Sunday, May 17, 2009
Wednesday, May 13, 2009
Google has just launched a new “search options” feature on its main search page. When you click on “Search options” you can filter your search by different types of results (videos, forums, and reviews), by time (recent, past 24 hours, past week, past year), as well as seeing related searches, a “wonder wheel” view, or a timeline view.
At Google’s Searchology event, which is going on right now, Marissa Mayer listed the following as the hardest unsolved problems in search:
- Finding the most recent information
- Expressing that you want just one type of result
- Assessing which results are best
- Knowing what you’re looking for
- Expressing your searches in keywords

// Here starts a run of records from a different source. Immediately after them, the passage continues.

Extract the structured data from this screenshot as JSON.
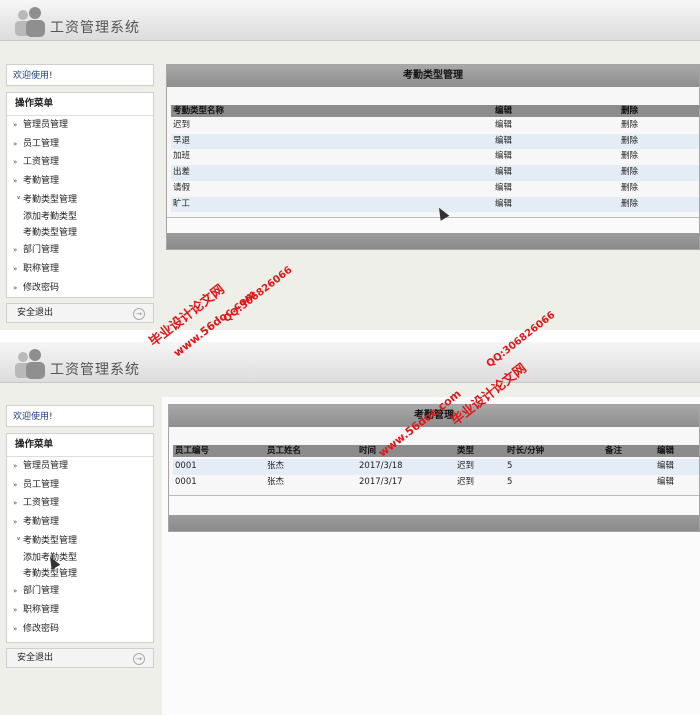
{
  "app": {
    "title": "工资管理系统"
  },
  "sidebar": {
    "welcome": "欢迎使用!",
    "menu_title": "操作菜单",
    "items": [
      {
        "label": "管理员管理",
        "chev": "»"
      },
      {
        "label": "员工管理",
        "chev": "»"
      },
      {
        "label": "工资管理",
        "chev": "»"
      },
      {
        "label": "考勤管理",
        "chev": "»"
      },
      {
        "label": "考勤类型管理",
        "chev": "»"
      }
    ],
    "sub_items": [
      "添加考勤类型",
      "考勤类型管理"
    ],
    "items_after": [
      {
        "label": "部门管理",
        "chev": "»"
      },
      {
        "label": "职称管理",
        "chev": "»"
      },
      {
        "label": "修改密码",
        "chev": "»"
      }
    ],
    "logout": "安全退出"
  },
  "top_panel": {
    "title": "考勤类型管理",
    "columns": [
      "考勤类型名称",
      "编辑",
      "删除"
    ],
    "rows": [
      [
        "迟到",
        "编辑",
        "删除"
      ],
      [
        "早退",
        "编辑",
        "删除"
      ],
      [
        "加班",
        "编辑",
        "删除"
      ],
      [
        "出差",
        "编辑",
        "删除"
      ],
      [
        "请假",
        "编辑",
        "删除"
      ],
      [
        "旷工",
        "编辑",
        "删除"
      ]
    ]
  },
  "bottom_panel": {
    "title": "考勤管理",
    "columns": [
      "员工编号",
      "员工姓名",
      "时间",
      "类型",
      "时长/分钟",
      "备注",
      "编辑"
    ],
    "rows": [
      [
        "0001",
        "张杰",
        "2017/3/18",
        "迟到",
        "5",
        "",
        "编辑"
      ],
      [
        "0001",
        "张杰",
        "2017/3/17",
        "迟到",
        "5",
        "",
        "编辑"
      ]
    ]
  },
  "watermarks": {
    "site_name": "毕业设计论文网",
    "url": "www.56doc.com",
    "qq": "QQ:306826066"
  },
  "colors": {
    "watermark": "#e01818",
    "header_bar": "#8c8c8c",
    "row_alt": "#e4edf6"
  }
}
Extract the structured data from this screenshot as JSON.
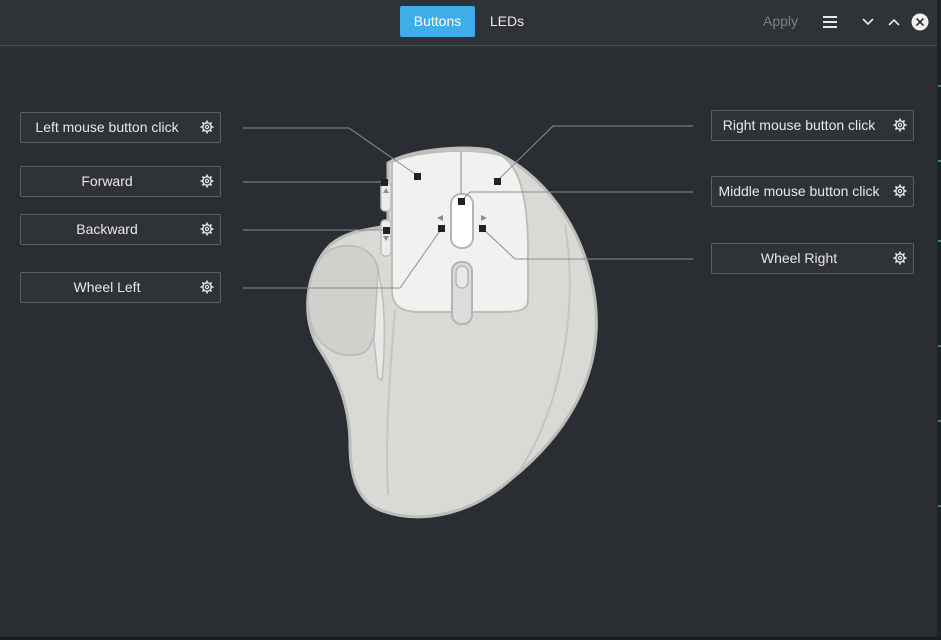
{
  "header": {
    "tabs": [
      {
        "label": "Buttons",
        "active": true
      },
      {
        "label": "LEDs",
        "active": false
      }
    ],
    "apply_label": "Apply",
    "icons": [
      "hamburger-menu-icon",
      "minimize-chevron-icon",
      "maximize-chevron-icon",
      "close-circle-icon"
    ]
  },
  "buttons": {
    "left_click": "Left mouse button click",
    "forward": "Forward",
    "backward": "Backward",
    "wheel_left": "Wheel Left",
    "right_click": "Right mouse button click",
    "middle_click": "Middle mouse button click",
    "wheel_right": "Wheel Right"
  },
  "colors": {
    "accent": "#3daee9",
    "background": "#2a2d32",
    "mouse_body": "#d9d9d6",
    "mouse_outline": "#bdbdba"
  }
}
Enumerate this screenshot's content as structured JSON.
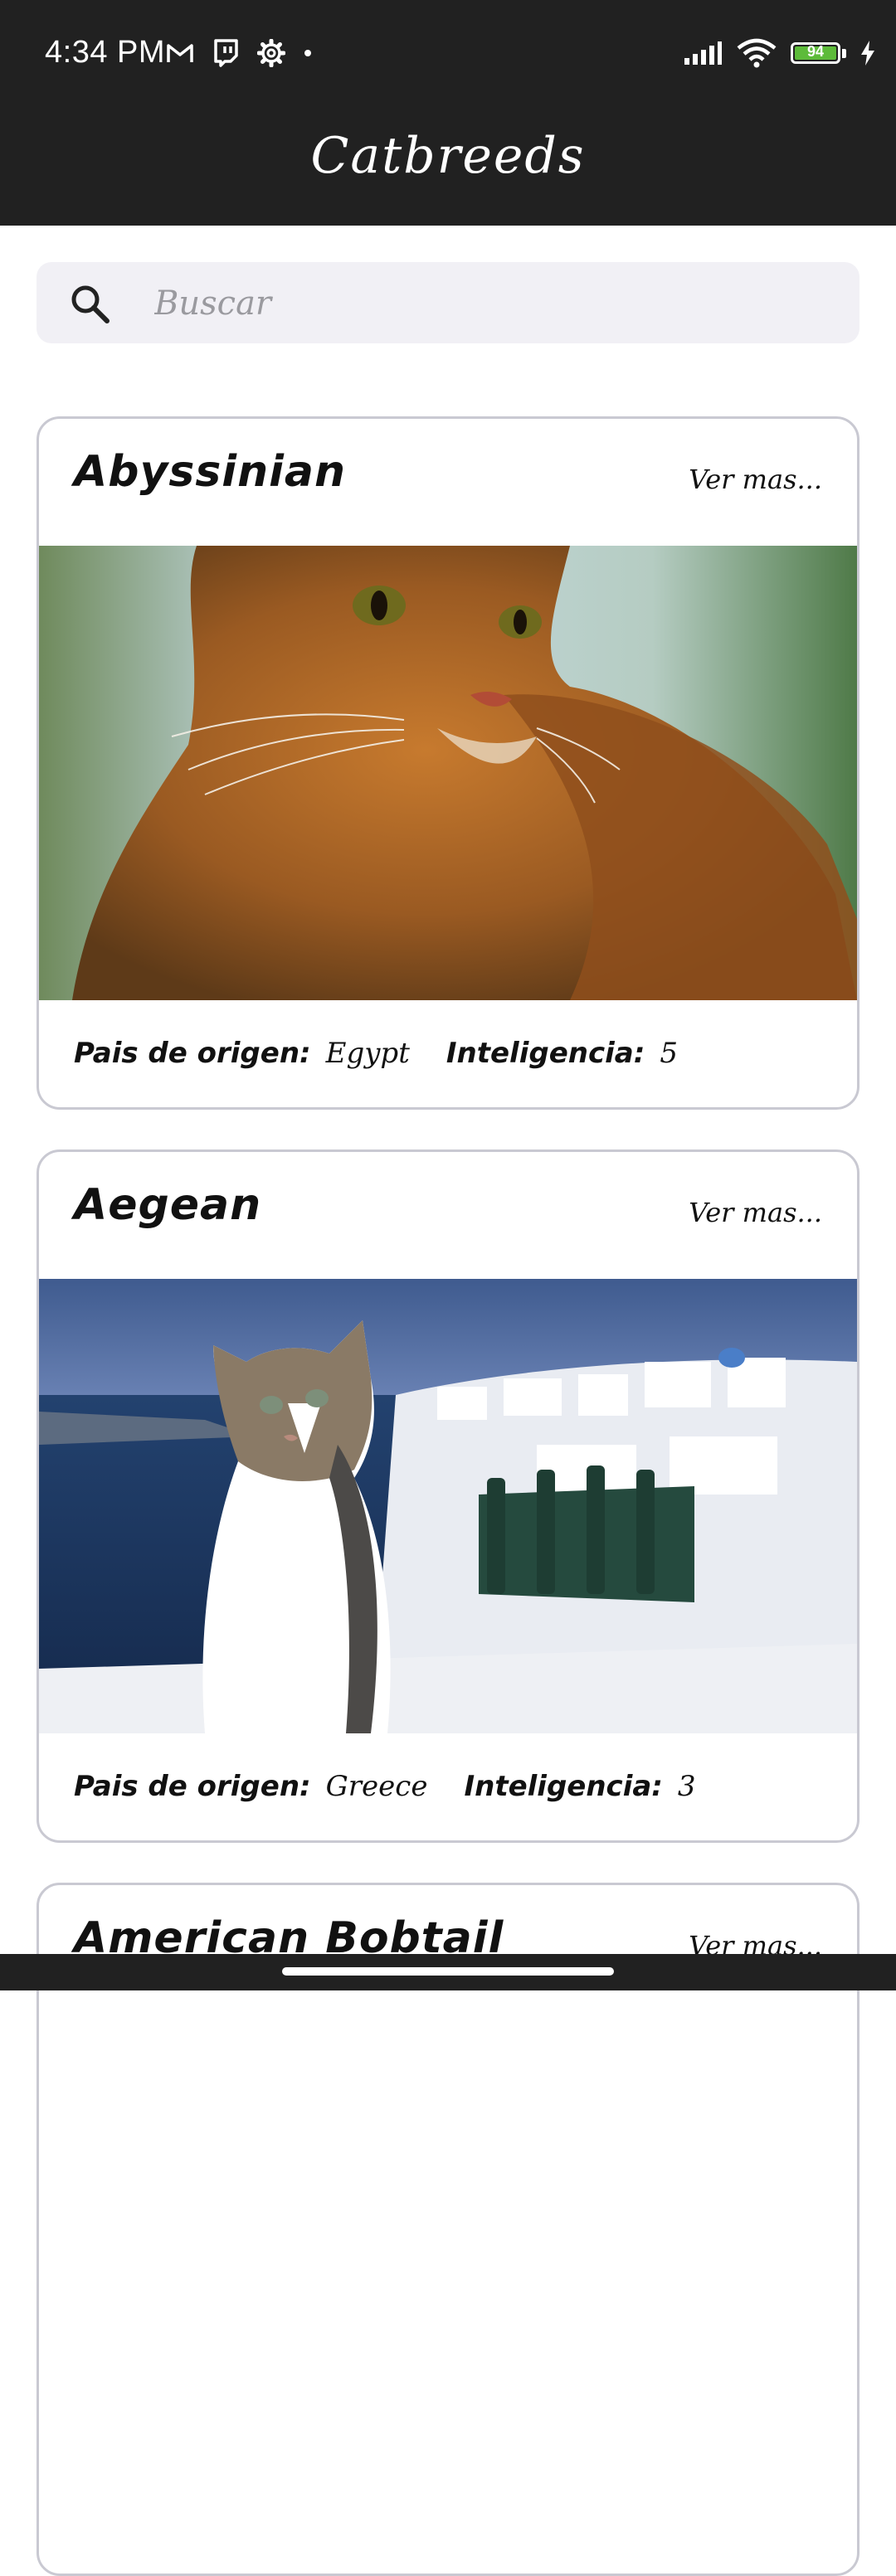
{
  "status": {
    "time": "4:34 PM",
    "battery_level": "94",
    "icons_left": [
      "gmail-icon",
      "twitch-icon",
      "settings-gear-icon",
      "dot-icon"
    ],
    "icons_right": [
      "signal-icon",
      "wifi-icon",
      "battery-icon",
      "charging-bolt-icon"
    ]
  },
  "app": {
    "title": "Catbreeds"
  },
  "search": {
    "placeholder": "Buscar"
  },
  "breeds": [
    {
      "name": "Abyssinian",
      "more": "Ver mas...",
      "origin_label": "Pais de origen:",
      "origin": "Egypt",
      "intel_label": "Inteligencia:",
      "intelligence": "5"
    },
    {
      "name": "Aegean",
      "more": "Ver mas...",
      "origin_label": "Pais de origen:",
      "origin": "Greece",
      "intel_label": "Inteligencia:",
      "intelligence": "3"
    },
    {
      "name": "American Bobtail",
      "more": "Ver mas..."
    }
  ],
  "colors": {
    "bar_background": "#212121",
    "search_background": "#f1f0f5",
    "card_border": "#c9c9d2",
    "battery_green": "#5dbb3a"
  }
}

Notice that real-time search is the No. 1 problem. (Twitter and a bunch of startups from OneRiot to Tweetmeme are also working on it, with the latter two launching their own real-time search efforts today). And it certainly is a problem for Google, even with the new recent results option. Try searching for any of teh top trending results on Twitter right now like Miss California (vs. Twitter search results) or Star Trek (vs. Twitter results), and you don’t even get any Twitter results on Google.
While real-time search is still a big problem, it is not the only problem. Some of the new options address the difficulty of searching back through time. The recent results get as real-time as Google can get, but you can also expand the timeframe. And you can look at an actual timeline of results, which looks for dates within results and then places them chronologically (this is sort of hit or miss—just because a date is mentioned in a text does not mean the entire result is about or from that period of time). Google now also lets you see related searches as an option. And the Wonder Wheel is more of a visual aid to see how different related topics are clustered together. When you click on any spoke of the wheel, it then causes that search term to be at the center. We’ve seen many of these techniques in the past, but Google is giving them a higher profile by putting them in its main search page..
Tuesday, May 12, 2009
The FEDERATED storage engine is available beginning with MySQL 5.0.3. It is a storage engine that accesses data in tables of remote databases rather than in local tables.
The FEDERATED storage engine is available beginning with MySQL 5.0.3. This storage engine enables data to be accessed from a remote MySQL database on a local server without using replication or cluster technology. When using a FEDERATED table, queries on the local server are automatically executed on the remote (federated) tables. No data is stored on the local tables.